But then he starts making too much soup from one oyster. He starts talking about “There is a small island of highly educated professionals making good wages at corporations like Intel or Boeing, which reap hundreds of thousands of dollars in profit per employee.” He’s in MY wheelhouse now. I have many friends that work at Boeing, and if I wanted to leave my gig at a Major Shipyard, I could get in over there quite easily… and this is where his apocalyptical theory falls apart.
Of the people I know at Boeing who make at or near six figures, (about fourteen of them) two (2) have higher degrees, two have AA/AS’s or Bachelor’s, the rest of them have either military or trade school, and straight to the workforce.
My household makes 6 figures, neither of us have higher degrees. Here’s the thing. Until we get something with the ability to move like a human, think, and extrapolate from insufficient data like a human, and have all of the other skills a tradesman brings to the table, you can’t automate things like construction, electrician, plumber, electronics technician etc… (known collectively as “the trades”)
Hell, for all of the attempts, automating driving isn’t going so well. Let’s look at what is needed to automate driving big rigs. Your robotic truck needs to be able to:
-recognize road conditions to include black ice, etc… and know what to do when they occur, which is not an “If A do B” situation.
-recognize and deal with other drivers who may be inattentive, drunk, or just stupid.
-recognize a detour placed seconds before and figure out where inefficient signage is telling it to go.
-recognize a traffic cop and his signals, which are NOT standard across the nation,
-know what to do when it’s load is shifting, or otherwise misbehaving,
And many other weird judgment calls, in addition to the easy stuff like rules of the road, navigation, road hazards, and all of the other problems of driving.

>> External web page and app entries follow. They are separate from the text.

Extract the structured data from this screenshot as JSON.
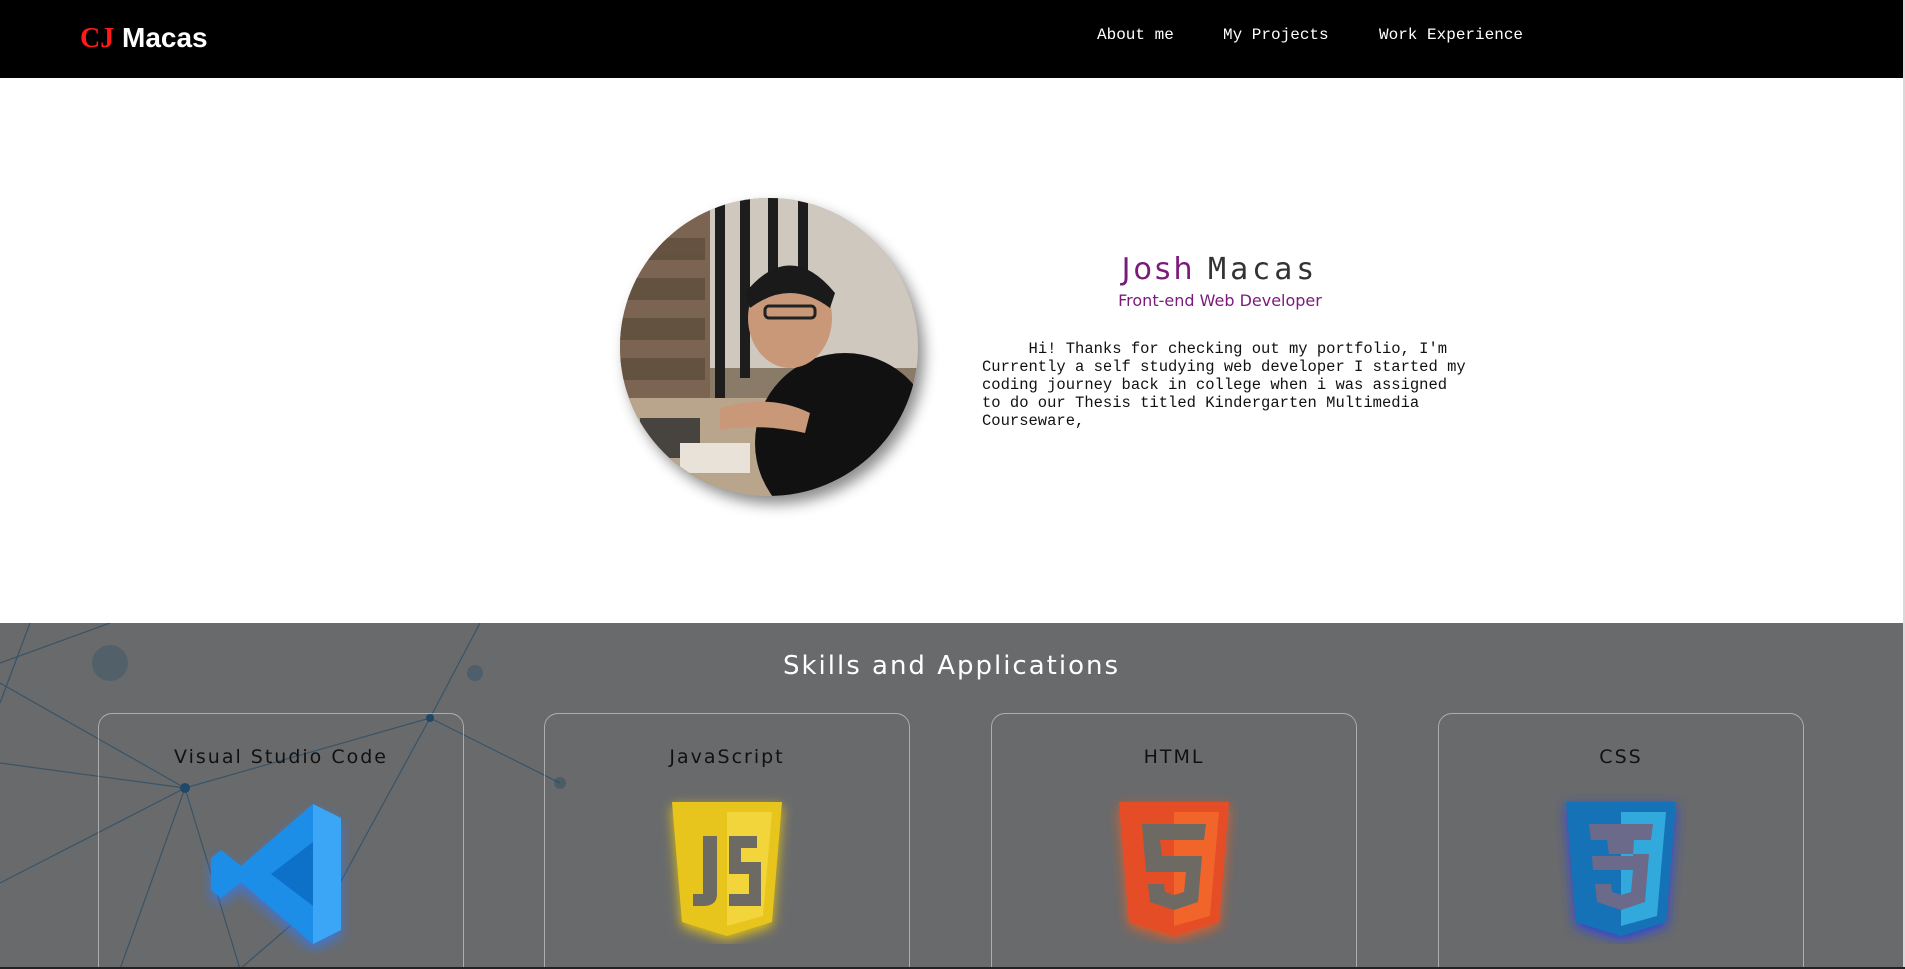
{
  "header": {
    "logo_first": "CJ",
    "logo_last": "Macas",
    "nav": [
      "About me",
      "My Projects",
      "Work Experience"
    ]
  },
  "hero": {
    "first_name": "Josh",
    "last_name": "Macas",
    "role": "Front-end Web Developer",
    "bio": "     Hi! Thanks for checking out my portfolio, I'm\nCurrently a self studying web developer I started my\ncoding journey back in college when i was assigned\nto do our Thesis titled Kindergarten Multimedia\nCourseware,"
  },
  "skills": {
    "title": "Skills and Applications",
    "cards": [
      {
        "label": "Visual Studio Code",
        "icon": "vscode-icon"
      },
      {
        "label": "JavaScript",
        "icon": "javascript-icon"
      },
      {
        "label": "HTML",
        "icon": "html5-icon"
      },
      {
        "label": "CSS",
        "icon": "css3-icon"
      }
    ]
  },
  "colors": {
    "header_bg": "#000000",
    "logo_accent": "#ff1a1a",
    "name_accent": "#7a1a7a",
    "skills_bg": "#696a6c"
  }
}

I’ve seen the predictions that “driverless semis are less than a decade from production.” And maybe in a closed plant situation, that is so, but open road? Those predictions are right up there with the Popular Science articles on “flying cars in our future”. Cool to dream about, but not fucking likely. It’s far easier to automate flying an airliner than driving a truck, and in point of fact, the main thing the guys up front in that airliner are there for is to take over when the computer shits the bed or can’t handle it… (I’ve been working on electronics since 1980, computers break at the most awkward times…) Hell, we can’t even get a language checker that follows all of the idiosyncratic rules of our language, as I rediscover every time Word or Google wants to edit my stuff. On spelling, it’s far better than I am. On things like “split infinitives”? Forgetaboutit.
Fixing aircraft, ships, submarines, cars and trucks, robots, etc… are going to be a good paying gig for a very long time to come, because we can’t figure out how to teach a machine to intuit.

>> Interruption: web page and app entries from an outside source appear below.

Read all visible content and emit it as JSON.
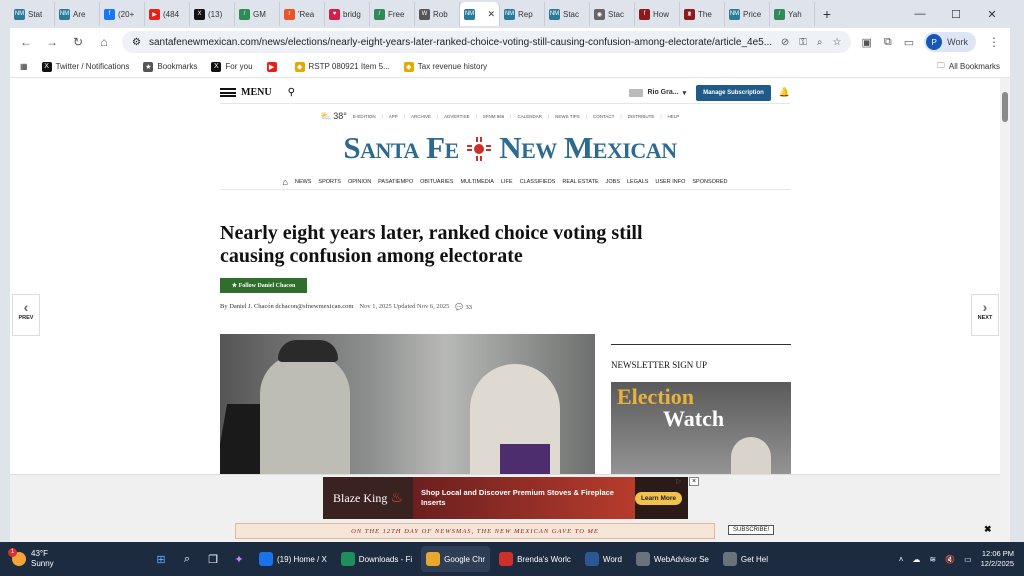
{
  "browser": {
    "tabs": [
      {
        "label": "Stat",
        "fav": "NM",
        "color": "#2a7a9a"
      },
      {
        "label": "Are",
        "fav": "NM",
        "color": "#2a7a9a"
      },
      {
        "label": "(20+",
        "fav": "f",
        "color": "#1877f2"
      },
      {
        "label": "(484",
        "fav": "▶",
        "color": "#e62117"
      },
      {
        "label": "(13)",
        "fav": "X",
        "color": "#111111"
      },
      {
        "label": "GM",
        "fav": "/",
        "color": "#2e8b57"
      },
      {
        "label": "'Rea",
        "fav": "r",
        "color": "#e8552d"
      },
      {
        "label": "bridg",
        "fav": "♥",
        "color": "#d0204a"
      },
      {
        "label": "Free",
        "fav": "/",
        "color": "#2e8b57"
      },
      {
        "label": "Rob",
        "fav": "W",
        "color": "#555555"
      },
      {
        "label": "",
        "fav": "NM",
        "color": "#2a7a9a",
        "active": true
      },
      {
        "label": "Rep",
        "fav": "NM",
        "color": "#2a7a9a"
      },
      {
        "label": "Stac",
        "fav": "NM",
        "color": "#2a7a9a"
      },
      {
        "label": "Stac",
        "fav": "◉",
        "color": "#666666"
      },
      {
        "label": "How",
        "fav": "f",
        "color": "#8b1a1a"
      },
      {
        "label": "The",
        "fav": "♜",
        "color": "#8b1a1a"
      },
      {
        "label": "Price",
        "fav": "NM",
        "color": "#2a7a9a"
      },
      {
        "label": "Yah",
        "fav": "/",
        "color": "#2e8b57"
      }
    ],
    "url": "santafenewmexican.com/news/elections/nearly-eight-years-later-ranked-choice-voting-still-causing-confusion-among-electorate/article_4e5...",
    "profile_initial": "P",
    "profile_label": "Work",
    "bookmarks": [
      {
        "label": "Twitter / Notifications",
        "icon": "X",
        "color": "#111111"
      },
      {
        "label": "Bookmarks",
        "icon": "★",
        "color": "#555555"
      },
      {
        "label": "For you",
        "icon": "X",
        "color": "#111111"
      },
      {
        "label": "",
        "icon": "▶",
        "color": "#e62117"
      },
      {
        "label": "RSTP 080921 Item 5...",
        "icon": "◆",
        "color": "#e6a800"
      },
      {
        "label": "Tax revenue history",
        "icon": "◆",
        "color": "#e6a800"
      }
    ],
    "all_bookmarks": "All Bookmarks"
  },
  "site": {
    "menu_label": "MENU",
    "user_label": "Rio Gra...",
    "manage_subscription": "Manage Subscription",
    "temperature": "38°",
    "util_links": [
      "E-EDITION",
      "APP",
      "ARCHIVE",
      "ADVERTISE",
      "SFNM 966",
      "CALENDAR",
      "NEWS TIPS",
      "CONTACT",
      "DISTRIBUTE",
      "HELP"
    ],
    "masthead_left": "Santa Fe",
    "masthead_right": "New Mexican",
    "sections": [
      "NEWS",
      "SPORTS",
      "OPINION",
      "PASATIEMPO",
      "OBITUARIES",
      "MULTIMEDIA",
      "LIFE",
      "CLASSIFIEDS",
      "REAL ESTATE",
      "JOBS",
      "LEGALS",
      "USER INFO",
      "SPONSORED"
    ],
    "prev": "PREV",
    "next": "NEXT"
  },
  "article": {
    "headline": "Nearly eight years later, ranked choice voting still causing confusion among electorate",
    "follow": "Follow Daniel Chacon",
    "byline": "By Daniel J. Chacón dchacon@sfnewmexican.com",
    "dates": "Nov 1, 2025 Updated Nov 6, 2025",
    "comments": "33"
  },
  "sidebar": {
    "newsletter_title": "NEWSLETTER SIGN UP",
    "promo_word1": "Election",
    "promo_word2": "Watch"
  },
  "ad": {
    "brand": "Blaze King",
    "text": "Shop Local and Discover Premium Stoves & Fireplace Inserts",
    "cta": "Learn More",
    "promo_text": "ON THE 12TH DAY OF NEWSMAS, THE NEW MEXICAN GAVE TO ME",
    "subscribe": "SUBSCRIBE!"
  },
  "taskbar": {
    "temp": "43°F",
    "condition": "Sunny",
    "weather_badge": "1",
    "apps": [
      {
        "label": "(19) Home / X",
        "color": "#1a73e8"
      },
      {
        "label": "Downloads - Fi",
        "color": "#1e8e5a"
      },
      {
        "label": "Google Chr",
        "color": "#e8a82e",
        "active": true
      },
      {
        "label": "Brenda's Worlc",
        "color": "#d0302c"
      },
      {
        "label": "Word",
        "color": "#2b5797"
      },
      {
        "label": "WebAdvisor Se",
        "color": "#6a737d"
      },
      {
        "label": "Get Hel",
        "color": "#6a737d"
      }
    ],
    "time": "12:06 PM",
    "date": "12/2/2025"
  }
}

There’s a place for the folks with higher level degrees, (my boss has his Masters and is working on his PHD. It’s worth noting that he got the job before he got the degree, he’s getting the degree to go elsewhere, either in our enterprise or out of it.) but all of this bullshit about how if you don’t have a masters or better, you’re going to be changing some old guys depends, is just that, SHIT.

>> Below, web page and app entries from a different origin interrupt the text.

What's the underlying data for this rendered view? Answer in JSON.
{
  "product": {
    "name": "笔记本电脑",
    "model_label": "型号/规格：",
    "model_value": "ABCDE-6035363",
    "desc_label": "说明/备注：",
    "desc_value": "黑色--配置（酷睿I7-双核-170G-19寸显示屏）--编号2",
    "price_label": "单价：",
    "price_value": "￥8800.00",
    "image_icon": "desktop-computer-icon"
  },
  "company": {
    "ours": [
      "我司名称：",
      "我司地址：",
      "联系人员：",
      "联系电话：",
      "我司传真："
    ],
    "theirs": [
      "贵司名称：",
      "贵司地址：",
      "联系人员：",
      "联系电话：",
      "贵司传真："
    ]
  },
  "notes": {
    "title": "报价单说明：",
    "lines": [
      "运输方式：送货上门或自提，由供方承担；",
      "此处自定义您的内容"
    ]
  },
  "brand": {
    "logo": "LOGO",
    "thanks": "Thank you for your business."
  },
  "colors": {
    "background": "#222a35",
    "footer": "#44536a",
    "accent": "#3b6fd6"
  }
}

If you WANT a degree, by all means, get one, but make sure it’s in something employable, and if you don’t want one, learn to work at a trade, and learn how to learn. If you know how to learn, and know how to deal with people, you will always find work.
That’s all I’ve got this week, Stay safe, until next time,
Yours in service,